7.2.2 On the Indian side, Invest India is the National Investment Promotion and Facilitation Agency of India. It facilitates and empowers investors to establish, operate and expand their businesses in India. The Embassy of India, Berlin, runs the Make in India Mittelstand since 2015, which supports Mittelstand companies through various business support services by a professional network of program partners and state agencies. On the German side, the federally owned foreign trade promotion agency "Germany Trade and Invest” (GTAI) supports German and Indian companies by providing a comprehensive range of information to help them establish cross-border business relations in innovative technology sectors.
7.2.3 Start-ups are young innovative companies that are often interested in international cooperation. German and Indian start-ups have great potential for cooperation in the field of innovation. The dialogue between Startup India and the German Accelerator initiated in the context of the 6th Indo-German government consultations should be intensified.
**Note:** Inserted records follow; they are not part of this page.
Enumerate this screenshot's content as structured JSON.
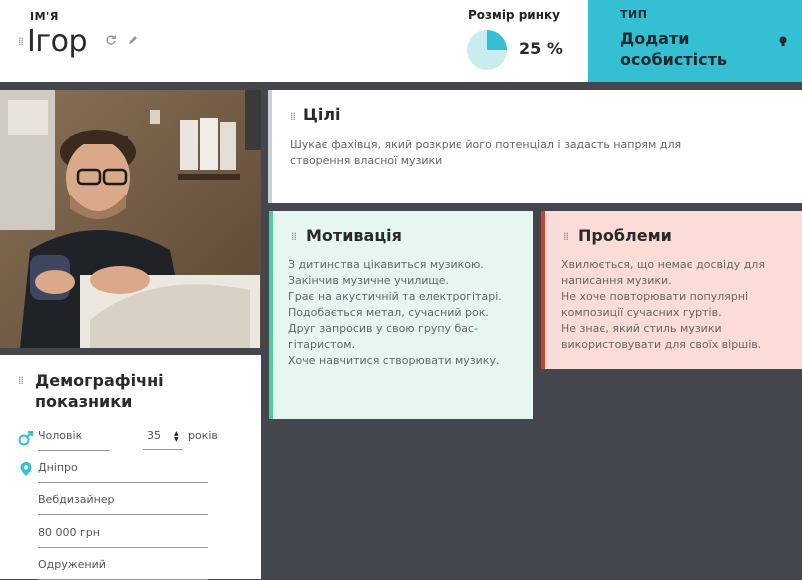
{
  "header": {
    "name_label": "ІМ'Я",
    "name": "Ігор",
    "market_label": "Розмір ринку",
    "market_value": "25 %",
    "market_share": 0.25,
    "type_label": "ТИП",
    "type_value": "Додати особистість"
  },
  "demographics": {
    "title": "Демографічні показники",
    "gender": "Чоловік",
    "age": "35",
    "age_suffix": "років",
    "city": "Дніпро",
    "occupation": "Вебдизайнер",
    "income": "80 000 грн",
    "marital_status": "Одружений"
  },
  "goals": {
    "title": "Цілі",
    "lines": [
      "Шукає фахівця, який розкриє його потенціал і задасть напрям для",
      "створення власної музики"
    ]
  },
  "motivation": {
    "title": "Мотивація",
    "lines": [
      "З дитинства цікавиться музикою.",
      "Закінчив музичне училище.",
      "Грає на акустичній та електрогітарі.",
      "Подобається метал, сучасний рок.",
      "Друг запросив у свою групу бас-",
      "гітаристом.",
      "Хоче навчитися створювати музику."
    ]
  },
  "problems": {
    "title": "Проблеми",
    "lines": [
      "Хвилюється, що немає досвіду для",
      "написання музики.",
      "Не хоче повторювати популярні",
      "композиції сучасних гуртів.",
      "Не знає, який стиль музики",
      "використовувати для своїх віршів."
    ]
  },
  "colors": {
    "accent": "#35bfd2",
    "background": "#43464d",
    "motivation_bg": "#e6f7f2",
    "motivation_border": "#4ccba5",
    "problems_bg": "#fbdcd7",
    "problems_border": "#d2402e"
  },
  "icons": {
    "refresh": "refresh-icon",
    "edit": "pencil-icon",
    "bulb": "lightbulb-icon",
    "gender": "male-symbol-icon",
    "location": "location-pin-icon",
    "drag": "drag-handle-icon"
  }
}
The aim is to explore the economic potential in India and Germany for start-ups and to improve cooperation.
7.2.4 The Asia-Pacific Conference of German Business (APK)
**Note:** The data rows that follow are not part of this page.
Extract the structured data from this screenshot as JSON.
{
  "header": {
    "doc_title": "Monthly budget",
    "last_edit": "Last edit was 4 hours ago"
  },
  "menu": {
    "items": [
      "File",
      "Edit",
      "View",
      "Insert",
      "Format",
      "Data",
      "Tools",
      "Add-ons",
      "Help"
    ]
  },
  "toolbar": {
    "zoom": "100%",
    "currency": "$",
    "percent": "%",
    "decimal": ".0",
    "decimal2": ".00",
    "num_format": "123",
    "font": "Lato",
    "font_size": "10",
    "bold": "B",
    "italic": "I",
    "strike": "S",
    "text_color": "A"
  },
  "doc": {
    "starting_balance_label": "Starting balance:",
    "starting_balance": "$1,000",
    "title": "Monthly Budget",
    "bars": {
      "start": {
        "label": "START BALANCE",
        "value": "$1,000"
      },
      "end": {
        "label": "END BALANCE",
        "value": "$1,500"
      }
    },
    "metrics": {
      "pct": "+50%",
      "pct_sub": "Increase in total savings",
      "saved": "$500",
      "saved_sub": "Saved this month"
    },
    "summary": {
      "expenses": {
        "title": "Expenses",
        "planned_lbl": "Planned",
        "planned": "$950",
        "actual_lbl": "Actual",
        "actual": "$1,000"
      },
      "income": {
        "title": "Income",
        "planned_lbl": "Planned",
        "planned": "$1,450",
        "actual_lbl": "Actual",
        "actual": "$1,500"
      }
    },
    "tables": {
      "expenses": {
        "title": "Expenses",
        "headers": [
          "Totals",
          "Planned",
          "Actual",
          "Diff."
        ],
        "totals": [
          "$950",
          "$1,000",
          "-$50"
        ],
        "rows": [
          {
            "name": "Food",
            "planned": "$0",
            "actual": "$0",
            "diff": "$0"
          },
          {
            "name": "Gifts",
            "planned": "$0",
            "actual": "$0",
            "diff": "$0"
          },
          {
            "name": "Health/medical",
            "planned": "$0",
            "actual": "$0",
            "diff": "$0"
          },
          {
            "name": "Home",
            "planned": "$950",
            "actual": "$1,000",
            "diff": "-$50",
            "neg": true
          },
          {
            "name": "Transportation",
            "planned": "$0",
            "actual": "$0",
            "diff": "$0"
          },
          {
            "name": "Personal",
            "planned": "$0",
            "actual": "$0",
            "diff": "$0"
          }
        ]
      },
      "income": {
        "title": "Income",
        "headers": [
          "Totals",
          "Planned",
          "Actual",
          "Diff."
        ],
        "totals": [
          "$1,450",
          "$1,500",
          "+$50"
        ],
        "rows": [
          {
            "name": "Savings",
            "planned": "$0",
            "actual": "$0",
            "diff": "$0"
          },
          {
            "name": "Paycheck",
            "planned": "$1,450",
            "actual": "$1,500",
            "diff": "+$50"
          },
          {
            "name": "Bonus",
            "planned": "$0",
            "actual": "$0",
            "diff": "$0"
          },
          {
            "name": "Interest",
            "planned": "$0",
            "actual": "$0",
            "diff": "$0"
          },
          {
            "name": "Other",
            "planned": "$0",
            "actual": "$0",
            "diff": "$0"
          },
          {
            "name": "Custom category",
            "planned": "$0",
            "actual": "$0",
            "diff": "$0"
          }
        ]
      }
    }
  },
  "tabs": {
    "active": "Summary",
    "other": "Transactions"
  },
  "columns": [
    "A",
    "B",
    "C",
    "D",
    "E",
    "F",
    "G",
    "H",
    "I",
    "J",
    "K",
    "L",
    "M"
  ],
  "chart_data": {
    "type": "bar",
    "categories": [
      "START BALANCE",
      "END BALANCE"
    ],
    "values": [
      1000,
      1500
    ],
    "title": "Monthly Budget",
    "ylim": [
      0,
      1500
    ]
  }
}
Indian and German companies are key drivers of technological innovation. Many German companies have important research and development centers in India. India and Germany therefore welcome the decision by the Asia Pacific Committee of German Business (APA) to hold the Asia-Pacific Conference of German Business (APK) in India in 2024. The APK is an important platform of exchange for German and Indian as well as other representatives from politics and business in the Asia-Pacific region on important economic policy issues of the time, such as innovation, diversification and sustainability. The APA and its supporting associations have developed this unique conference to reflect the importance of the Asia-Pacific region. The Indo-German Chamber of Commerce is a strong local organizational partner. Both governments will support APK in India 2024.
7.3 Digital technologies, including fintech:
7.3.1 India and Germany acknowledge that digital technologies and solutions could address key development needs and highlight the potential of these digital solutions to achieve the Sustainable Development Goals (SDGs) in other parts of the developing world. India looks forward to sharing digital solutions and expertise with Germany.
7.3.2 India and Germany acknowledge the Indo-German Digital Dialogue as an important instrument to facilitate cooperation regarding the digital transformation. This includes the support of digital innovations and business models in areas like Industry 4.0 and Artificial Intelligence as well as the promotion of 5G/6G technologies and start-up ecosystems.
7.4 Artificial Intelligence (AI):
India and Germany recognize AI’s potential to enhance the work and lives of people, through its wide array of applications. The framework for cooperation in the field of AI is laid out in the Joint Declaration of Intent between the Indian Ministry of Electronics and Information Technology and the Federal Ministry of Economics and Technology (now the Federal Ministry of Economic Affairs and Climate Action) of 30 May 2017.
India and Germany recognize the potential for collaboration on 6G technologies. The telecom markets offer promising opportunities for collaboration.
8. Financial Provisions:
Cooperation within the framework of this Vision document would take place within the funds allocated by both sides and in accordance with the laws, regulations, and procedures of each country. Cooperation partners from the private sector may include innovative funding methods to further the objectives under this framework.